- ‘Differentiation’ is achieved through scaffolding and ‘teaching to the top’ but no student is left behind, because the teacher identifies gaps and re-teaches.
In order to allow the mastery approach to be effective (i.e. children learn what they are expected to in the year they are expected to), early catch up is essential: we aim to promptly identify and support pupils who start secondary school without a secure grasp of reading, writing and mathematics so that they can access the full curriculum.
Everything from which children learn in school – the taught subject timetable, the approach to spiritual, moral, social and cultural development, the co-curricular provision and the ethos and ‘hidden curriculum’ of the school – are to be seen as part of the school curriculum. Our principle of ‘Education with Character’ is delivered through the curriculum in this broadest sense.
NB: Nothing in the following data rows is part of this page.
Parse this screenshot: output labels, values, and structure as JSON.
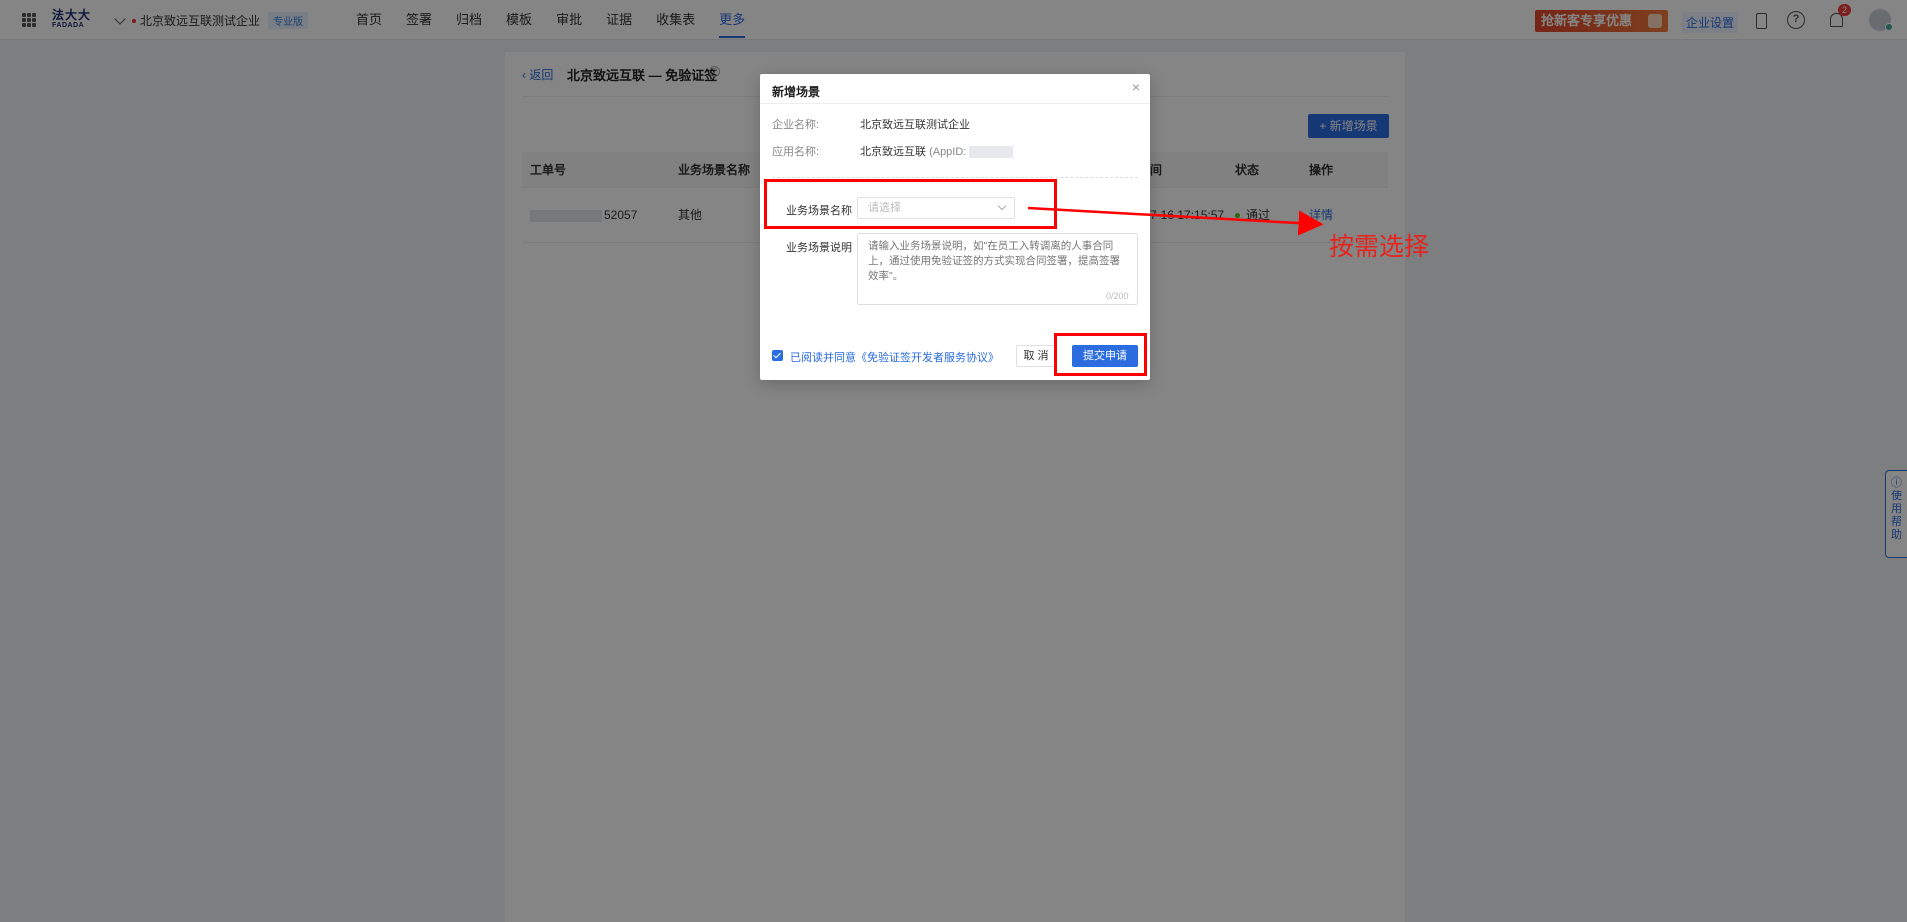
{
  "topbar": {
    "logo_cn": "法大大",
    "logo_en": "FADADA",
    "company_name": "北京致远互联测试企业",
    "plan_badge": "专业版",
    "nav": [
      "首页",
      "签署",
      "归档",
      "模板",
      "审批",
      "证据",
      "收集表",
      "更多"
    ],
    "active_nav": "更多",
    "promo": "抢新客专享优惠",
    "enterprise_settings": "企业设置",
    "help": "?",
    "notification_count": "2"
  },
  "page": {
    "back": "返回",
    "title": "北京致远互联 — 免验证签",
    "title_help": "?",
    "add_scene": "+ 新增场景",
    "table": {
      "headers": [
        "工单号",
        "业务场景名称",
        "间",
        "状态",
        "操作"
      ],
      "rows": [
        {
          "id_suffix": "52057",
          "scene": "其他",
          "time": "7-16 17:15:57",
          "status": "通过",
          "action": "详情"
        }
      ]
    },
    "help_tab": "使用帮助"
  },
  "dialog": {
    "title": "新增场景",
    "close": "×",
    "company_label": "企业名称:",
    "company_value": "北京致远互联测试企业",
    "app_label": "应用名称:",
    "app_value": "北京致远互联",
    "app_id_prefix": "(AppID: ",
    "scene_name_label": "业务场景名称",
    "scene_name_placeholder": "请选择",
    "scene_desc_label": "业务场景说明",
    "scene_desc_placeholder": "请输入业务场景说明，如\"在员工入转调离的人事合同上，通过使用免验证签的方式实现合同签署，提高签署效率\"。",
    "counter": "0/200",
    "agree": "已阅读并同意《免验证签开发者服务协议》",
    "cancel": "取 消",
    "submit": "提交申请"
  },
  "annotation": {
    "text": "按需选择",
    "color": "#e8231c"
  },
  "colors": {
    "primary": "#2b6cde",
    "annotation_red": "#ff0000",
    "promo": "#e2452b"
  }
}
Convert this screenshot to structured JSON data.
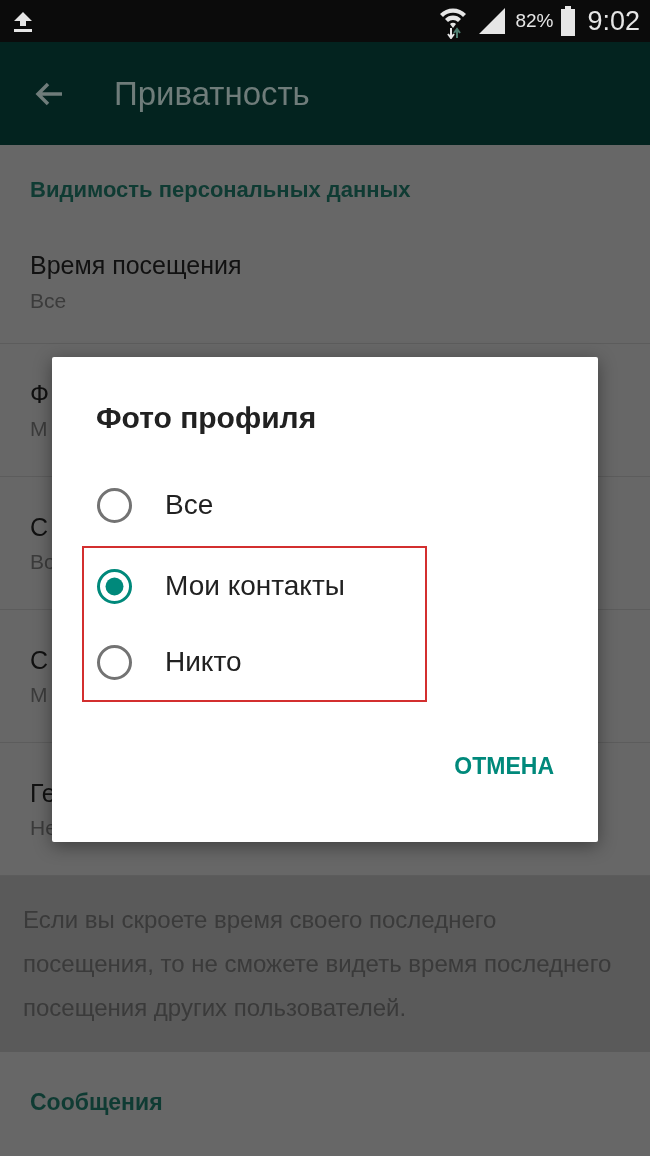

Assessment and Impact
With thousands of pupils across United Learning following the same curriculum, we have been able to develop common assessments in most subjects. These are summative assessments which allow pupils to demonstrate their growing understanding of their subjects and teachers to assess the impact of their teaching. These summative assessments are typically taken once or twice a year, enabling teachers to focus on formative assessment from lesson to lesson.
Our formative assessments are designed to support students in achieving fluency in each subject. This means that in lessons pupils are quizzed on prior knowledge in order to embed this knowledge in their long term memory. This frees up their working memory to attend to current learning. We are particularly conscious of the role that literacy and vocabulary plays in unlocking the whole curriculum. Our teachers explicitly teach the meaning of subject-specific language, and we expect lessons to contain challenging reading and writing. Knowledge organisers provide students with key information in each subject, enabling them to develop their understanding of key concepts outside of their lessons. We also encourage all pupils to read widely.
Student outcomes continue to improve across the school with headline measures continuing an upward trend. Both the Progress 8 at Year 11 and Value Added in Year 13 are in line with or above National Averages (see Student Outcomes)
Every child has an equal right to a challenging and enlightening curriculum. By teaching this curriculum well, and developing effective habits in our pupils, we bring out the best in everyone.
For any further information regarding our curriculum, please contact Mr Adam Osborne, Assistant Principal at email@example.com
For individual subject contact details please click here.